The Cultural Orientation of Mass Political Opinion

Political Science & Politics, vol. 44, iss. 4, pp. 711–714.

4 Pages Posted: 14 Apr 2016

See all articles by John Gastil

John Gastil

Pennsylvania State University

Donald Braman

George Washington University - Law School; Cultural Cognition Project

Dan M. Kahan

Yale University - Law School

Paul Slovic

Decision Research; University of Oregon - Department of Psychology

Date Written: October 1, 2011


Most Americans lack any substantial degree of ideological sophistication (Kinder 1998), yet they often manage to express coherent views across a range of issues.The conventional explanation for this is that people rely on judgmental shortcuts (e.g., Sniderman, Brody, and Tetlock 1991). These “heuristics” permit individuals with sufficient political sophistication to sort and filter incoming messages to form relatively consistent views that align with preexisting values (Zaller 1992). If the key cueing device in such models is the source credibility heuristic (Mondak 1993), how do people who lack the time and ability to become actual policy experts have the time and capacity to figure out which policy experts are credible? How does this theory explain the coherence some have found in the views of those with limited political knowledge (Goren 2004)? We approach these two questions with the perspective offered by Mary Douglas (1982) and Aaron Wildavsky’s (1987) cultural theory. In brief, we argue that most peoples neither have the time, inclination, and ability to derive policy positions from abstract ideological principles, nor do they have the inclination or resources at-hand to sort through the empirical claims advanced in technical policy debates. Instead, as Wildavsky (1987, 8) said, “ordinary folk” use the orienting force of culture “to generate miles of preferences” from only “inches of fact.” To make the case for this conception of public opinion, we begin with a theoretical overview of how this process, which we call the Wildavsky Heuristic Model, relates to existing accounts of mass political opinion, particularly those featuring ideology. Then, we test some of this model’s core propositions using original national survey data, and finally, we draw out the theoretical and practical implications of those results.
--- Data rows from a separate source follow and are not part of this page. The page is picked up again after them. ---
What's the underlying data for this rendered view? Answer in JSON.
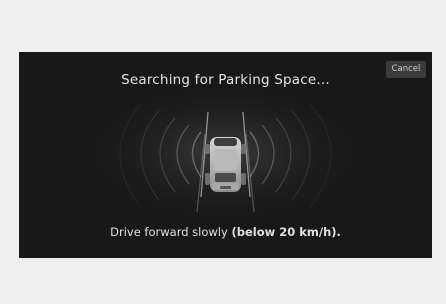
{
  "screen": {
    "title": "Searching for Parking Space...",
    "cancel_label": "Cancel",
    "instruction": "Drive forward slowly",
    "speed_note": "(below 20 km/h)."
  }
}
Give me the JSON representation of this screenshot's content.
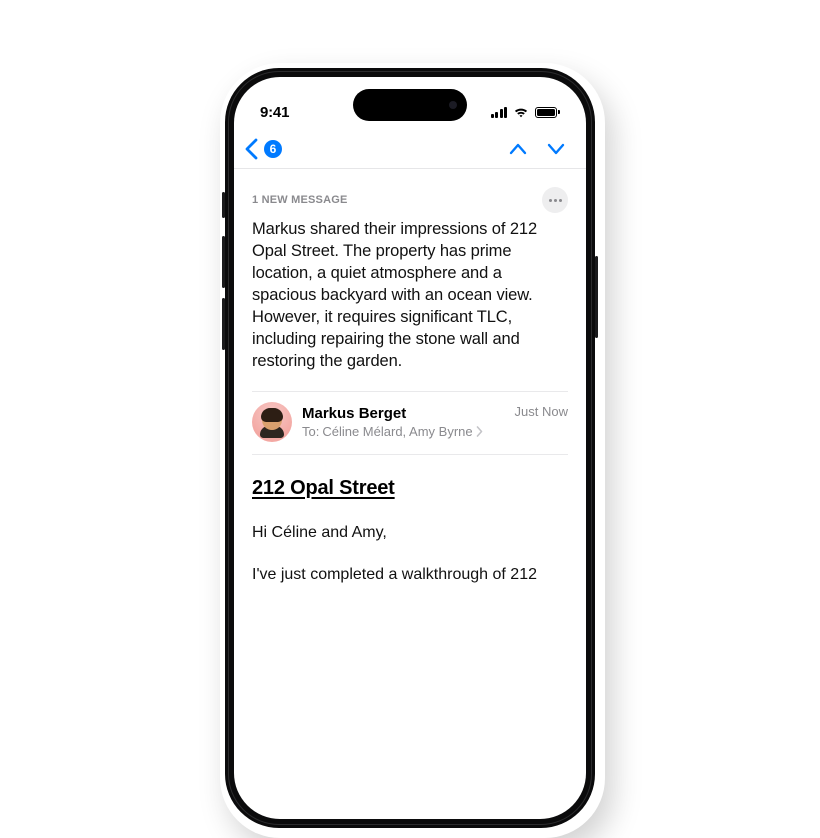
{
  "status": {
    "time": "9:41"
  },
  "nav": {
    "count": "6"
  },
  "summary": {
    "label": "1 NEW MESSAGE",
    "text": "Markus shared their impressions of 212 Opal Street. The property has prime location, a quiet atmosphere and a spacious backyard with an ocean view. However, it requires significant TLC, including repairing the stone wall and restoring the garden."
  },
  "sender": {
    "name": "Markus Berget",
    "to_label": "To:",
    "recipients": "Céline Mélard, Amy Byrne",
    "timestamp": "Just Now"
  },
  "email": {
    "subject": "212 Opal Street",
    "greeting": "Hi Céline and Amy,",
    "line1": "I've just completed a walkthrough of 212"
  }
}
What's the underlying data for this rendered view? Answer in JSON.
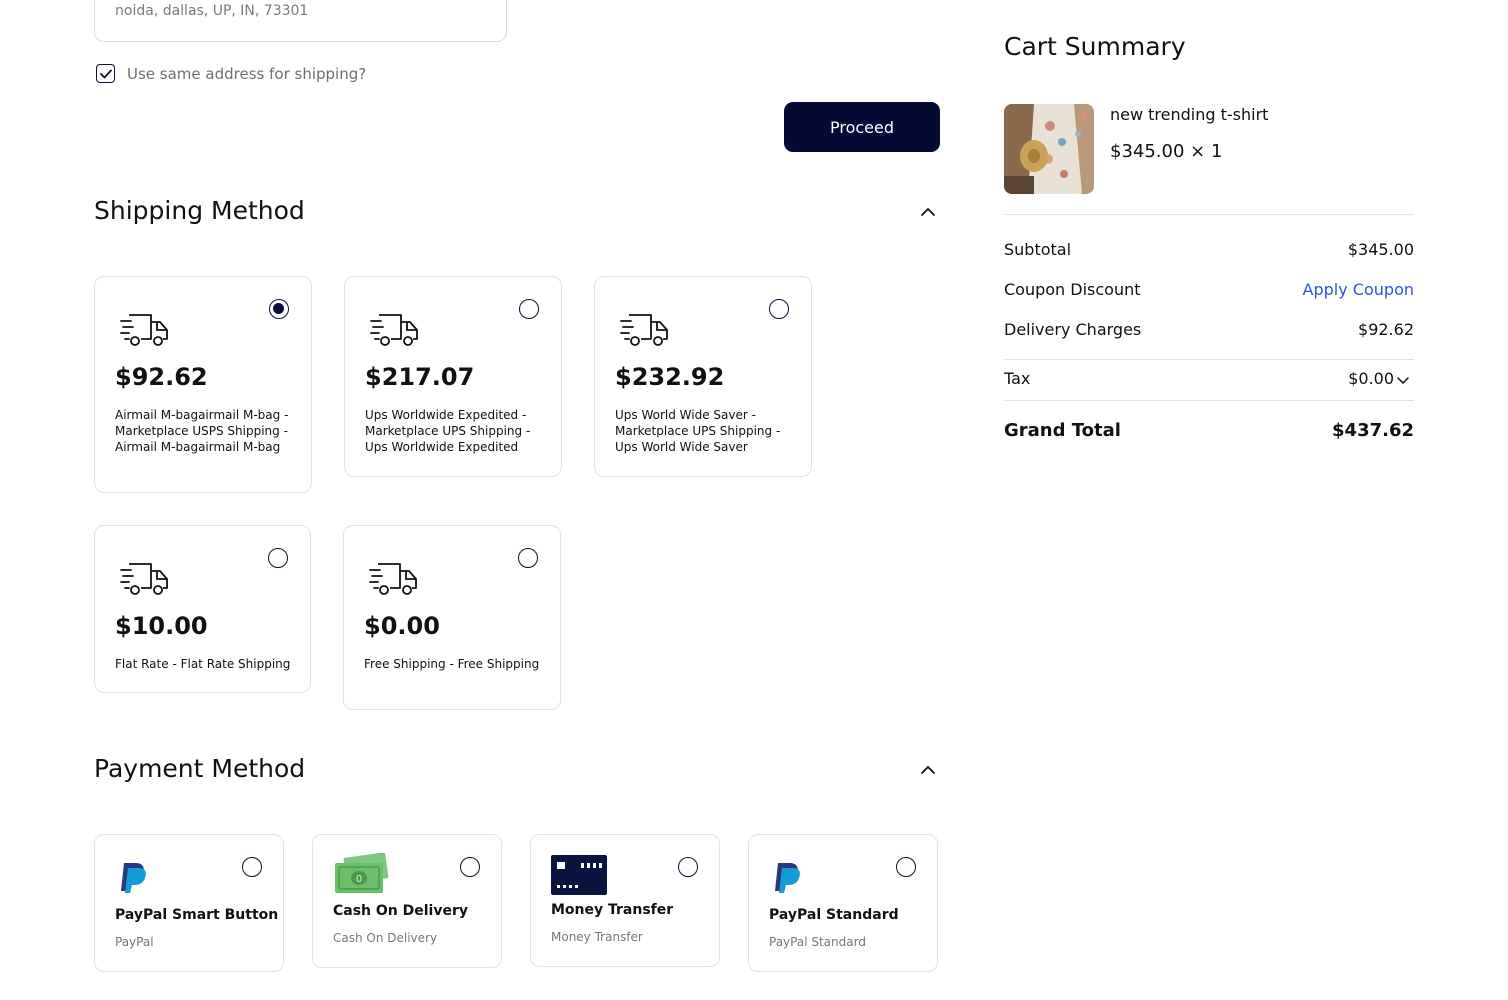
{
  "address": {
    "value": "noida, dallas, UP, IN, 73301"
  },
  "same_address": {
    "label": "Use same address for shipping?",
    "checked": true
  },
  "proceed_label": "Proceed",
  "shipping": {
    "title": "Shipping Method",
    "options": [
      {
        "price": "$92.62",
        "description": "Airmail M-bagairmail M-bag - Marketplace USPS Shipping - Airmail M-bagairmail M-bag",
        "selected": true
      },
      {
        "price": "$217.07",
        "description": "Ups Worldwide Expedited - Marketplace UPS Shipping - Ups Worldwide Expedited",
        "selected": false
      },
      {
        "price": "$232.92",
        "description": "Ups World Wide Saver - Marketplace UPS Shipping - Ups World Wide Saver",
        "selected": false
      },
      {
        "price": "$10.00",
        "description": "Flat Rate - Flat Rate Shipping",
        "selected": false
      },
      {
        "price": "$0.00",
        "description": "Free Shipping - Free Shipping",
        "selected": false
      }
    ]
  },
  "payment": {
    "title": "Payment Method",
    "options": [
      {
        "name": "PayPal Smart Button",
        "sub": "PayPal",
        "icon": "paypal-icon"
      },
      {
        "name": "Cash On Delivery",
        "sub": "Cash On Delivery",
        "icon": "cash-icon"
      },
      {
        "name": "Money Transfer",
        "sub": "Money Transfer",
        "icon": "card-icon"
      },
      {
        "name": "PayPal Standard",
        "sub": "PayPal Standard",
        "icon": "paypal-icon"
      }
    ]
  },
  "cart": {
    "title": "Cart Summary",
    "product": {
      "name": "new trending t-shirt",
      "price_qty": "$345.00 × 1"
    },
    "subtotal_label": "Subtotal",
    "subtotal_value": "$345.00",
    "coupon_label": "Coupon Discount",
    "coupon_link": "Apply Coupon",
    "delivery_label": "Delivery Charges",
    "delivery_value": "$92.62",
    "tax_label": "Tax",
    "tax_value": "$0.00",
    "grand_label": "Grand Total",
    "grand_value": "$437.62"
  },
  "colors": {
    "primary": "#050a35",
    "link": "#2b57d9",
    "border": "#e2e2e2"
  }
}
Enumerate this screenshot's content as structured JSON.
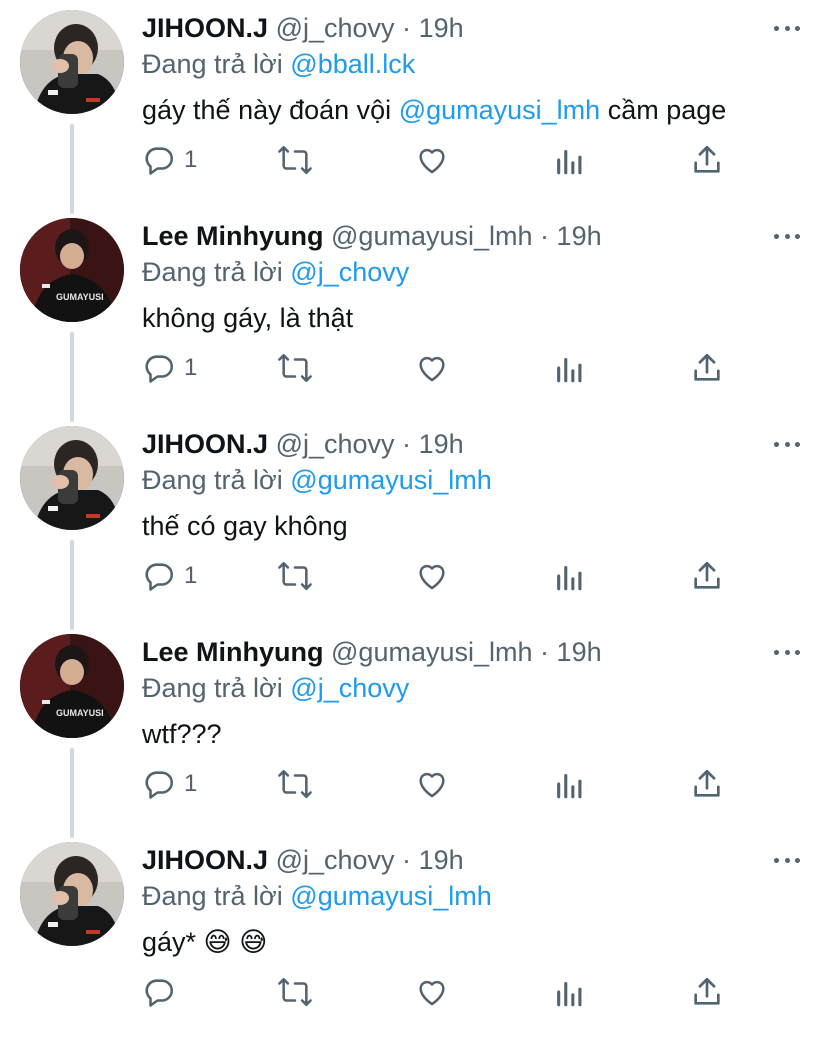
{
  "colors": {
    "accent": "#1d9bf0",
    "secondary_text": "#536471",
    "primary_text": "#0f1419",
    "thread_line": "#cfd9de"
  },
  "tweets": [
    {
      "name": "JIHOON.J",
      "handle": "@j_chovy",
      "sep": "·",
      "time": "19h",
      "reply_prefix": "Đang trả lời",
      "reply_to": "@bball.lck",
      "text_before": "gáy thế này đoán vội ",
      "text_mention": "@gumayusi_lmh",
      "text_after": " cầm page",
      "reply_count": "1",
      "avatar": "jihoon-avatar"
    },
    {
      "name": "Lee Minhyung",
      "handle": "@gumayusi_lmh",
      "sep": "·",
      "time": "19h",
      "reply_prefix": "Đang trả lời",
      "reply_to": "@j_chovy",
      "text_before": "không gáy, là thật",
      "text_mention": "",
      "text_after": "",
      "reply_count": "1",
      "avatar": "minhyung-avatar"
    },
    {
      "name": "JIHOON.J",
      "handle": "@j_chovy",
      "sep": "·",
      "time": "19h",
      "reply_prefix": "Đang trả lời",
      "reply_to": "@gumayusi_lmh",
      "text_before": "thế có gay không",
      "text_mention": "",
      "text_after": "",
      "reply_count": "1",
      "avatar": "jihoon-avatar"
    },
    {
      "name": "Lee Minhyung",
      "handle": "@gumayusi_lmh",
      "sep": "·",
      "time": "19h",
      "reply_prefix": "Đang trả lời",
      "reply_to": "@j_chovy",
      "text_before": "wtf???",
      "text_mention": "",
      "text_after": "",
      "reply_count": "1",
      "avatar": "minhyung-avatar"
    },
    {
      "name": "JIHOON.J",
      "handle": "@j_chovy",
      "sep": "·",
      "time": "19h",
      "reply_prefix": "Đang trả lời",
      "reply_to": "@gumayusi_lmh",
      "text_before": "gáy* 😅 😅",
      "text_mention": "",
      "text_after": "",
      "reply_count": "",
      "avatar": "jihoon-avatar"
    }
  ],
  "icons": {
    "reply": "reply-icon",
    "retweet": "retweet-icon",
    "like": "heart-icon",
    "analytics": "analytics-icon",
    "share": "share-icon",
    "more": "more-icon"
  }
}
Keywords: public opinion, cultural cognition

Suggested Citation

Gastil, John and Braman, Donald and Kahan, Dan M. and Slovic, Paul, The Cultural Orientation of Mass Political Opinion (October 1, 2011). Political Science & Politics, vol. 44, iss. 4, pp. 711–714.. Available at SSRN:

John Gastil (Contact Author)

Pennsylvania State University ( email )

University Park, PA 16802
United States

Donald Braman

George Washington University - Law School ( email )

2000 H Street, N.W.
Washington, DC 20052
United States

Cultural Cognition Project ( email )

2000 H St NW
2000 H Street
Washington, DC 20052 20052
United States
202-491-8843 (Phone)
202 491-8843 (Fax)


Dan M. Kahan

Yale University - Law School ( email )

P.O. Box 208215
New Haven, CT 06520-8215
United States


Paul Slovic

Decision Research ( email )

1201 Oak Street, Suite 200
Eugene, OR 97401
United States
541-485-2400 (Phone)
541-485-2403 (Fax)


University of Oregon - Department of Psychology ( email )

Eugene, OR 97403
United States
541-485-2400 (Phone)

Register to save articles to
your library


Paper statistics

Abstract Views
PlumX Metrics

Under construction: SSRN citations while be offline until July when we will launch a brand new and improved citations service, check here for more details.

For more information